Hey, It's Amanda from WMM. Just a heads up - it's not just one producer. We're just finalizing our other two at the moment. We'll be announcing their names in the next couple weeks, as well as some cool additions to the prizes for the winners. Basically, we don't want to over-promise before everything is 100% locked in. So, if this seems under-baked at the moment... well, that's cause we haven't told you everything yet. Just know, there's more where this came from... the finals aren't til June. It's not just one producer, there's going to be three, and they will all have the ability to greenlight your film. There's also going to be a couple other surprise panelists that we can't quite talk about just yet. Stay tuned.

March 5, 2013 at 6:47PM, Edited September 4, 8:21AM


Actually, Guy, it's not a scam. I've attended We Make Movies events off and on for over a year, and they really are on the up and up. They've helped produce several short films (in a system much like this although without the entry fee), run at least one film festival every year, and have been instrumental in getting a lot of talented people together to make movies.

March 5, 2013 at 11:50AM, Edited September 4, 8:21AM


thanks for posting, but what is script coverage?

March 5, 2013 at 3:47PM, Edited September 4, 8:21AM


Hey Francis,

Film producers employ script readers to read the scripts they receive because producers don't have the time or desire to read all of the scripts they receive.
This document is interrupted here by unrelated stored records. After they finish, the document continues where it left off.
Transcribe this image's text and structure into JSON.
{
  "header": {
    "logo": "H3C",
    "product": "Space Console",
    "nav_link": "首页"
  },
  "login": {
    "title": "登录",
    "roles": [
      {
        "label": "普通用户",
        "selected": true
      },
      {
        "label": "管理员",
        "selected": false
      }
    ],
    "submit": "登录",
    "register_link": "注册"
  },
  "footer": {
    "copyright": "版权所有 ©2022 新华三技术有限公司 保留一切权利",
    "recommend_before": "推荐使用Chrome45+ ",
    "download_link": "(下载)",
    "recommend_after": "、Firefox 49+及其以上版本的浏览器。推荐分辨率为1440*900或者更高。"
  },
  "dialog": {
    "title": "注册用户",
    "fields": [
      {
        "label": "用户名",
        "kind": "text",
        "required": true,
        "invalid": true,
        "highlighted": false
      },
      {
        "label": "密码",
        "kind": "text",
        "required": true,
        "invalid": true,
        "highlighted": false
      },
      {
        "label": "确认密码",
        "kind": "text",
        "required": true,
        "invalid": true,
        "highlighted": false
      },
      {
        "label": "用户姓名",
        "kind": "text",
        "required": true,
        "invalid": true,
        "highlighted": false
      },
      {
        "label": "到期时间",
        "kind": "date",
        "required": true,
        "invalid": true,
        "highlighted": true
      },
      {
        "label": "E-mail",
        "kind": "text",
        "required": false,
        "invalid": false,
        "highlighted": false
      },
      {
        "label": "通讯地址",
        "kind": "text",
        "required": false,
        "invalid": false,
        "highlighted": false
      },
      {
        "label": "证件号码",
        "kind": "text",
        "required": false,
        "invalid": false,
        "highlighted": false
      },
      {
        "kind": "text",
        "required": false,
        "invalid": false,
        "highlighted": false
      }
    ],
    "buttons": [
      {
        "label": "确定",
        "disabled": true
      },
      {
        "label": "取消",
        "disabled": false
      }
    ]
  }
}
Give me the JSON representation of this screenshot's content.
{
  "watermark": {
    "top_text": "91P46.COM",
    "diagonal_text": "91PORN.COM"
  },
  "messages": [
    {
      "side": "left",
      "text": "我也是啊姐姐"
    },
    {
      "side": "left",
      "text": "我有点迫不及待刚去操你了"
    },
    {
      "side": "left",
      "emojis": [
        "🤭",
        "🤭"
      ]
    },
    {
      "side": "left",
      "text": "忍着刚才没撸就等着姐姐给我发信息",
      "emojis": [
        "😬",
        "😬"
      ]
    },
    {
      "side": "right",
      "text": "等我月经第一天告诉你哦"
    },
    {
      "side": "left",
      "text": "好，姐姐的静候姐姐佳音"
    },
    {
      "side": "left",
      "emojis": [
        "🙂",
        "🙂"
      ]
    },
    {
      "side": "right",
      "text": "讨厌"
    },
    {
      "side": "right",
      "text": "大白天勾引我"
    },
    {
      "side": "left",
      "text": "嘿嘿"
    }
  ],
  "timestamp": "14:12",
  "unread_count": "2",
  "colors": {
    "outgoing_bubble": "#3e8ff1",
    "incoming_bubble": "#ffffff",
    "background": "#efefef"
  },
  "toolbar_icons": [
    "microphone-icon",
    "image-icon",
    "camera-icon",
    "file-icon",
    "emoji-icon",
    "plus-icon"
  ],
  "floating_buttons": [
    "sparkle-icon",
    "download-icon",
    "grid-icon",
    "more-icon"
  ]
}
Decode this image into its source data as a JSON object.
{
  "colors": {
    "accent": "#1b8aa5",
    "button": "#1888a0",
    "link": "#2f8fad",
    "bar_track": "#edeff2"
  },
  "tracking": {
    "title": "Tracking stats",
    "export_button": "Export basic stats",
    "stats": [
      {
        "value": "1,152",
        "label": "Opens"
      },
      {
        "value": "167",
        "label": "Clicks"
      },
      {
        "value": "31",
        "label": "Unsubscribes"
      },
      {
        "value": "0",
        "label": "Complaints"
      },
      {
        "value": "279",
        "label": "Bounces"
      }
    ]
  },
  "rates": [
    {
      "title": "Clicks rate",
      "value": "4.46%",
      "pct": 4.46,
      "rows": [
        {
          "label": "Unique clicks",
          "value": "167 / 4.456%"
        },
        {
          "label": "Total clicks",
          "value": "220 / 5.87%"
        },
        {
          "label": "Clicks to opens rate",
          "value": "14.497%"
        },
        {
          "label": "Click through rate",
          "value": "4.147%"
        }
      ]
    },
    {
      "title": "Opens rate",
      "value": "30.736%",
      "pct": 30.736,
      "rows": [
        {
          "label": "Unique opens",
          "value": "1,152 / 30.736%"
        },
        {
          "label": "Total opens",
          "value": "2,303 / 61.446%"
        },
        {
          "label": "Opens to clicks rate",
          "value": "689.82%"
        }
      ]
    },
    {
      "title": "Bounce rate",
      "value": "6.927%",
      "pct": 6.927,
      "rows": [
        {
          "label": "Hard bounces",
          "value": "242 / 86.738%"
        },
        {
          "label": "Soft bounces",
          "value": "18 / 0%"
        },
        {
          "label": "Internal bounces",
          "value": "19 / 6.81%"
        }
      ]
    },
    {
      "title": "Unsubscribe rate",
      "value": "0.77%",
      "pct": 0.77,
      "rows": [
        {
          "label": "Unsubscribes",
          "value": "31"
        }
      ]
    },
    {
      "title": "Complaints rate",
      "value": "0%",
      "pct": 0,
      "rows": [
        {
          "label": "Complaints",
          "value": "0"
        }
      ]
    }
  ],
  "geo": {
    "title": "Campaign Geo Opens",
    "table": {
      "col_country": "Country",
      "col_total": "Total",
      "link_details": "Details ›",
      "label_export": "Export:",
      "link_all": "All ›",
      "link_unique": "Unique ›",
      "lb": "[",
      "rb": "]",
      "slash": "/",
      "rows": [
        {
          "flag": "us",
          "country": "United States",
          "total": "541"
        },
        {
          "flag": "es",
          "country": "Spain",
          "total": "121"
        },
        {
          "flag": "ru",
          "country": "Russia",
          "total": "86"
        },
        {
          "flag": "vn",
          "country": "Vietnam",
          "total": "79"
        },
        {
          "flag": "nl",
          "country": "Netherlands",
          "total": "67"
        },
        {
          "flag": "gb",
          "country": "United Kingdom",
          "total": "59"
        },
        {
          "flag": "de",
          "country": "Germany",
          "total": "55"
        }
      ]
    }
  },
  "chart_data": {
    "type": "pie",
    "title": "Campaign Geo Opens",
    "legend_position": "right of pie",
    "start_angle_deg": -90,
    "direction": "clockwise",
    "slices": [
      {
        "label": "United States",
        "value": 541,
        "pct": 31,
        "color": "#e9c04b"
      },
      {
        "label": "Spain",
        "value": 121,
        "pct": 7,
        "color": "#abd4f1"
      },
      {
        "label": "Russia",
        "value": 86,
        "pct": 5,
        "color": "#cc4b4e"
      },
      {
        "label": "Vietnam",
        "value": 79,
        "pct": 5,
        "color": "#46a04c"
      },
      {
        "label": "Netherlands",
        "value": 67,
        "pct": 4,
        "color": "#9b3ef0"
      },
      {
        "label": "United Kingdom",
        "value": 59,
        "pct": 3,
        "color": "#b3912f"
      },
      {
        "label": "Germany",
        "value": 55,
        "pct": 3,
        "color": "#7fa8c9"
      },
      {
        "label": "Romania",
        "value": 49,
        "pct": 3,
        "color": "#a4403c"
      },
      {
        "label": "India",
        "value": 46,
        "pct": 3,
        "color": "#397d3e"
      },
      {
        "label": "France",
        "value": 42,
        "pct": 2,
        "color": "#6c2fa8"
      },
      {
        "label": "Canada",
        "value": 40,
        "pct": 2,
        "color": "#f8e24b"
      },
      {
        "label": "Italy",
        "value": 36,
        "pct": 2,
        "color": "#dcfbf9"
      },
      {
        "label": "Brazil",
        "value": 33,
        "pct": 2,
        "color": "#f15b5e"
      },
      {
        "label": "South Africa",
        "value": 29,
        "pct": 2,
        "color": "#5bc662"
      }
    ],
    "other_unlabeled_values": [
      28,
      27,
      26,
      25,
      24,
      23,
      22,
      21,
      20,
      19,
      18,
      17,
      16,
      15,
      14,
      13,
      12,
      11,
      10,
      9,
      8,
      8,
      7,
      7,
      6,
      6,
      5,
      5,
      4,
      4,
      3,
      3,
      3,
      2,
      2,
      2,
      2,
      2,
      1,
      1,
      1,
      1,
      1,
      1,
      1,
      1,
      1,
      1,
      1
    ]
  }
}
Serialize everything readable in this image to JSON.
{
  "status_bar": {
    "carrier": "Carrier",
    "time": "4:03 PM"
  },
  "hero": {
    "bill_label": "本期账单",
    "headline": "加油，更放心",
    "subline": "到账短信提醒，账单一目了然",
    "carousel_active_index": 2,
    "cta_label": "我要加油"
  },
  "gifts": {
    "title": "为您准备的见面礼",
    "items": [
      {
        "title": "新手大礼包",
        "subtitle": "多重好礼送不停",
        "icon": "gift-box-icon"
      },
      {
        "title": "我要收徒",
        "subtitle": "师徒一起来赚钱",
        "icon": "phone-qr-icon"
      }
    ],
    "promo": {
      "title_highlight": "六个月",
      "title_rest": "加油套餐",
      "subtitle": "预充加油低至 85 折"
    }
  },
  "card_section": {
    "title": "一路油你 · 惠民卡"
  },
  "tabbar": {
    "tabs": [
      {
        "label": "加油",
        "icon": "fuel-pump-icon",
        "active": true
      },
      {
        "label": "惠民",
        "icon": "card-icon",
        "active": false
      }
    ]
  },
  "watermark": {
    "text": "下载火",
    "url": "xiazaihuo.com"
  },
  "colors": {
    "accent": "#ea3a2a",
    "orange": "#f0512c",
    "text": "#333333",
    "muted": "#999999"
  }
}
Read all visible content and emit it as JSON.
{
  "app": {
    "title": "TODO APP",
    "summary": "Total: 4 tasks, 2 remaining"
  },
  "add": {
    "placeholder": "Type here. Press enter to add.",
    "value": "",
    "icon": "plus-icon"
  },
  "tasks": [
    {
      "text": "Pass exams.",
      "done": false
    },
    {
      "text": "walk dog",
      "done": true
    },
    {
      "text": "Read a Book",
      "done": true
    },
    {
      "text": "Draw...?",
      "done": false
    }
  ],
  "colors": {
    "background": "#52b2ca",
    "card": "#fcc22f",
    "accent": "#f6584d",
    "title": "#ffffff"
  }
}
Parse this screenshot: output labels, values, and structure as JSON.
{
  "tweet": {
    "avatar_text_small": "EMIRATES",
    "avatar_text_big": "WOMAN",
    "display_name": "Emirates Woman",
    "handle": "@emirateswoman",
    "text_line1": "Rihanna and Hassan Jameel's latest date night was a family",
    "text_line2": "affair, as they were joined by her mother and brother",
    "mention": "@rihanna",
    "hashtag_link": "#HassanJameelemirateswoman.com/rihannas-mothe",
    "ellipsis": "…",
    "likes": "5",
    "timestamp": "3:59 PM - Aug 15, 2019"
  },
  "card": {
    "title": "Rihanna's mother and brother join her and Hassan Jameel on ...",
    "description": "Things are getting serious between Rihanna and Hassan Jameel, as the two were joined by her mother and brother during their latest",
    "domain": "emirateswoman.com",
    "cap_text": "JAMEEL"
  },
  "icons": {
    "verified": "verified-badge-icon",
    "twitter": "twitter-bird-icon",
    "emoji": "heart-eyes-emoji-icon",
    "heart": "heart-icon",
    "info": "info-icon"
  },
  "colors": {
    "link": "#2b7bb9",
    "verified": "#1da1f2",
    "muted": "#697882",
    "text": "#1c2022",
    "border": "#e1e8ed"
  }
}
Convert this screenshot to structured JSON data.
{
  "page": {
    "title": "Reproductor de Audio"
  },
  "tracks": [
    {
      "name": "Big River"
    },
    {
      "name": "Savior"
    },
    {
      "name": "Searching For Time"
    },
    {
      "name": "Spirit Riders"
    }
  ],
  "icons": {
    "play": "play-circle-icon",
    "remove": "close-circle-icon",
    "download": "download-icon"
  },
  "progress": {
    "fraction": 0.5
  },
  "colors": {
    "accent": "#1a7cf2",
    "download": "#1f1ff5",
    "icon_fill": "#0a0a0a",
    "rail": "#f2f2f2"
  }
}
Script readers then complete script coverage reports that summarize the story in a script, highlight its strengths and weaknesses, and give the script a Pass, Consider, or Recommend. The producer then reads the script coverage to determine which scripts to read and which not to read.

Some services provide script coverage to screenwriters to give them feedback on their scripts that is ostensibly similar to what a producer's script reader would write if he/she received the script to read and analyze. It is debatable how valuable these services are to aspiring screenwriters and whether they are simply out to make money.

March 5, 2013 at 6:27PM, Edited September 4, 8:21AM

Christopher Boone